Top of EXTRACTED DATA

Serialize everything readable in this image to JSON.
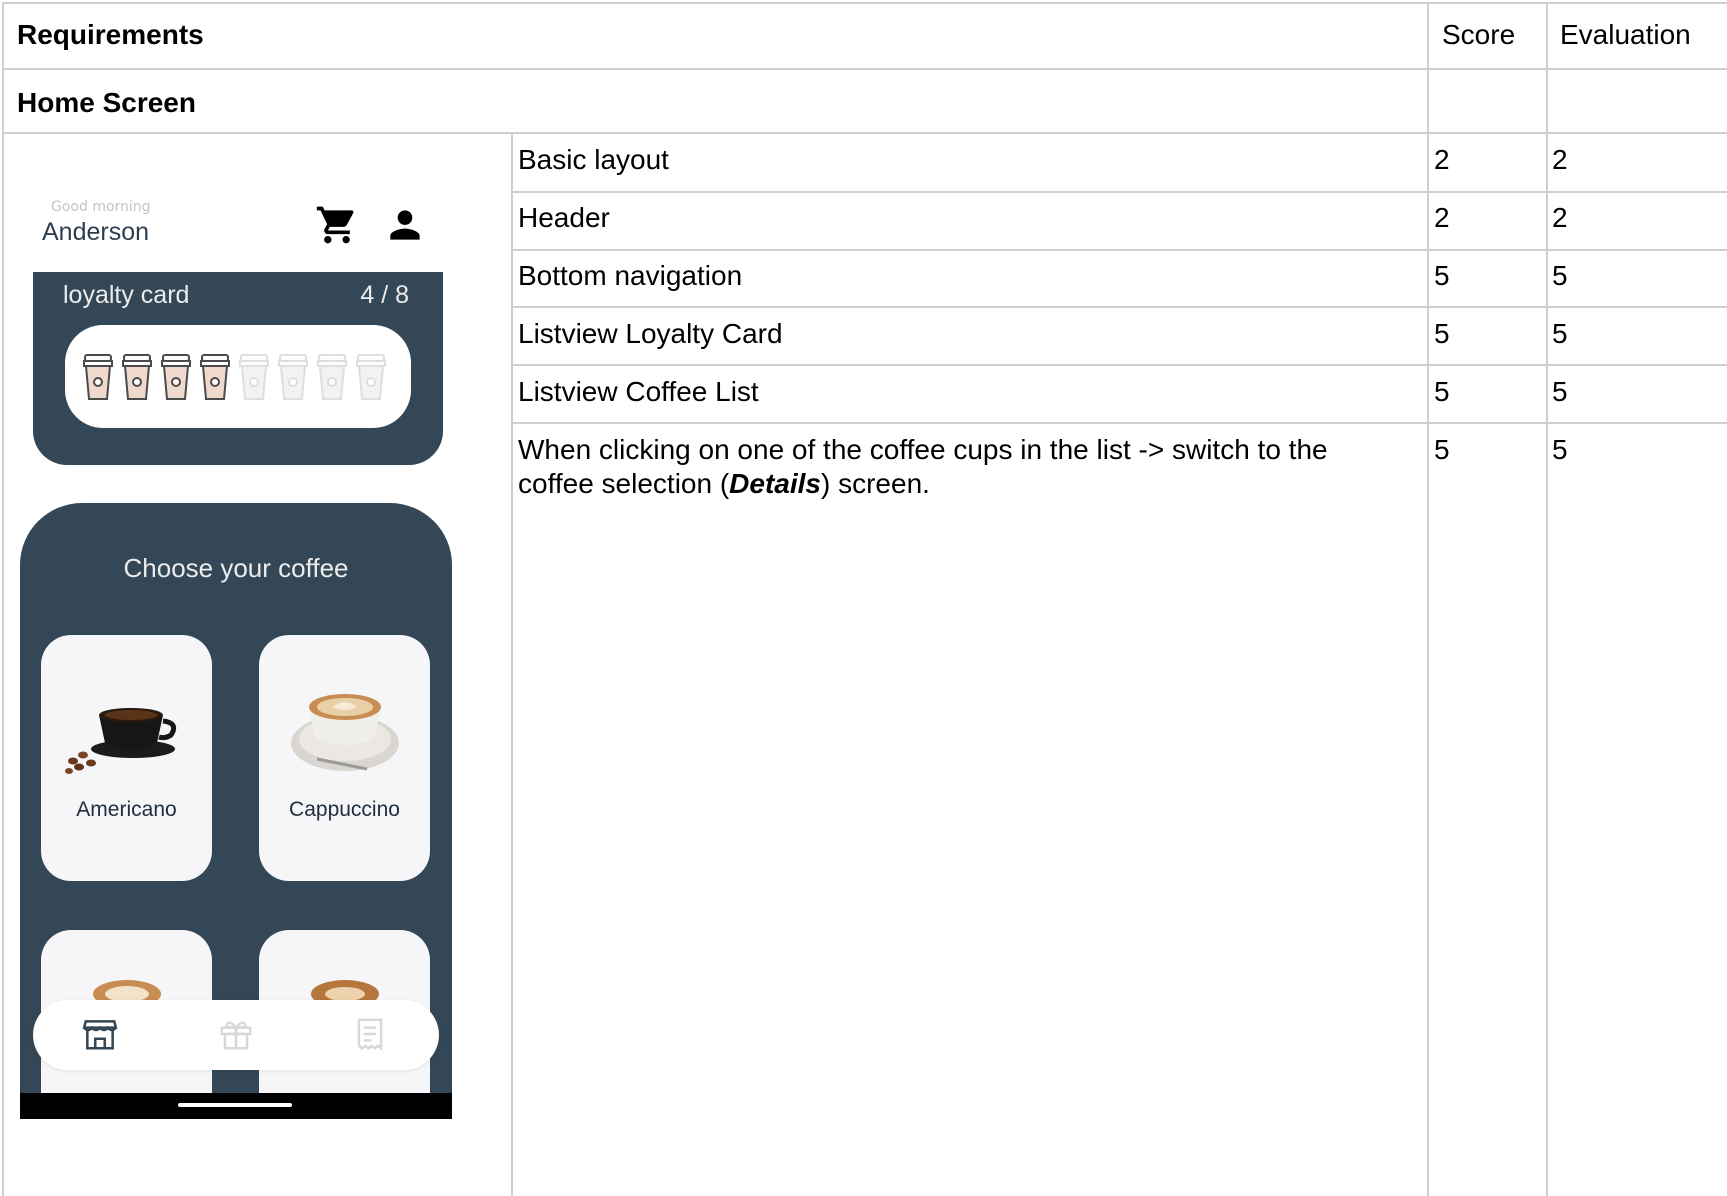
{
  "table": {
    "header": {
      "requirements": "Requirements",
      "score": "Score",
      "evaluation": "Evaluation"
    },
    "section_title": "Home Screen",
    "rows": [
      {
        "requirement": "Basic layout",
        "score": "2",
        "evaluation": "2"
      },
      {
        "requirement": "Header",
        "score": "2",
        "evaluation": "2"
      },
      {
        "requirement": "Bottom navigation",
        "score": "5",
        "evaluation": "5"
      },
      {
        "requirement": "Listview Loyalty Card",
        "score": "5",
        "evaluation": "5"
      },
      {
        "requirement": "Listview Coffee List",
        "score": "5",
        "evaluation": "5"
      },
      {
        "requirement_line1": "When clicking on one of the coffee cups in the list -> switch to the",
        "requirement_line2_pre": "coffee selection (",
        "requirement_line2_bold": "Details",
        "requirement_line2_post": ") screen.",
        "score": "5",
        "evaluation": "5"
      }
    ]
  },
  "phone": {
    "greeting": "Good morning",
    "user_name": "Anderson",
    "header_icons": [
      "cart-icon",
      "person-icon"
    ],
    "loyalty_card": {
      "title": "loyalty card",
      "count": "4 / 8",
      "stamps_filled": 4,
      "stamps_total": 8
    },
    "coffee_section_title": "Choose your coffee",
    "coffees": [
      {
        "name": "Americano"
      },
      {
        "name": "Cappuccino"
      }
    ],
    "bottom_nav": [
      {
        "icon": "store-icon",
        "active": true
      },
      {
        "icon": "gift-icon",
        "active": false
      },
      {
        "icon": "receipt-icon",
        "active": false
      }
    ],
    "colors": {
      "card_bg": "#334756",
      "active_icon": "#334756",
      "inactive_icon": "#d8d8d8"
    }
  }
}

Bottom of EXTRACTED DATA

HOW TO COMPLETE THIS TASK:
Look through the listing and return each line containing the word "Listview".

REPLY TO THE TASK:
        "requirement": "Listview Loyalty Card",
        "requirement": "Listview Coffee List",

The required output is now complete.